TOKYO -- Mitsubishi Electric President and CEO Takeshi Sugiyama said he will resign after revelations that the company used a computer program to fake inspection results for industrial equipment going back as far as the 1980s.
"I am keenly aware of my responsibility for damaging trust," Sugiyama said in a news conference on Friday, describing the cheating uncovered by an internal probe as "systematic wrongdoing." The company will look to choose a replacement this month.
The news conference followed two days of revelations of faked inspection data, first for air-conditioning equipment and then air compressors used in train brakes.
The quality scandal deals a blow to the reputation of an industrial group that produced Japan's first integrated circuit chip in the 1960s and today supplies technology for products including factory robots, military radar and satellites. Mitsubishi Electric holds a roughly 60% Japanese market share in electrical equipment for rolling stock.
Japan's minister for economy, trade and industry, Hiroshi Kajiyama, told reporters at separate news conference the revelations were "very unfortunate" and could "do great damage to the trust in Japanese manufacturing."
Shares of Mitsubishi Electric, a Nikkei Stock Average component, rose 2.61% Friday, closing at 1,554.50 yen.
About 84,600 air conditioners and 1,500 air compressors may have been involved in the falsified tests. Mitsubishi Electric has said it believes the safety of the products was not compromised.
A survey of 160 employees at a factory in Nagasaki Prefecture, where the improper inspections were carried out, revealed that senior managers in the quality control and design departments were aware of what was going on.

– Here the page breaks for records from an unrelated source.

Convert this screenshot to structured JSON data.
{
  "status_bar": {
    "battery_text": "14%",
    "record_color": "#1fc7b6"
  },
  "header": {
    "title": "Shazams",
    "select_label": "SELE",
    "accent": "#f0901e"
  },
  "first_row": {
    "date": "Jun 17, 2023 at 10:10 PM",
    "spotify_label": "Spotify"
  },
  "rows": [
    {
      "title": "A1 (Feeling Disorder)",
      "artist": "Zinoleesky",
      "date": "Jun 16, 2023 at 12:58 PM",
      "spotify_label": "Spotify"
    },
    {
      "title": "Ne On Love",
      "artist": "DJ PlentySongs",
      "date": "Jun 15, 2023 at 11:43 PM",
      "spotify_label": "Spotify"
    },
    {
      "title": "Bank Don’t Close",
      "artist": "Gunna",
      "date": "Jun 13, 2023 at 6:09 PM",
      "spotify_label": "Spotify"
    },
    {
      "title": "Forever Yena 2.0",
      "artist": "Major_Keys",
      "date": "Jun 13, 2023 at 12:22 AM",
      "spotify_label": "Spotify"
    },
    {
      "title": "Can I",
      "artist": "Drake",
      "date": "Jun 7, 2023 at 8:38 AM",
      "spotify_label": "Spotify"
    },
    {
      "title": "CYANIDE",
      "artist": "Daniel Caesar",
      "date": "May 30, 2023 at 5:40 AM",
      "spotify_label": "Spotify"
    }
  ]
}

The company has reviewed its quality control measures three times since the 2016 fiscal year. Inspections in 2018 and 2019 were conducted by an internal team, but did not uncover the falsifications.
Mitsubishi Electric said that this time it will set up an investigation committee chaired by an outside lawyer, which will cooperate with the audit committee to clarify the situation and create measures to prevent such issues from recurring.
The result of the investigation and measures for inappropriate inspections of air conditioners for railway rolling stock will be announced in September.
When asked about issues with the company's culture, Sugiyama said: "We weren't able to learn from what happened, and departments couldn't work together effectively."
Though the company discovered the faked inspections June 14 in an internal investigation and reported the problem to the industry ministry shortly thereafter, it did not inform shareholders at its annual general meeting Tuesday.
The board "concluded that it would not be appropriate to cause unease by talking about it" before it had been properly investigated, Sugiyama said.
"We should have done better."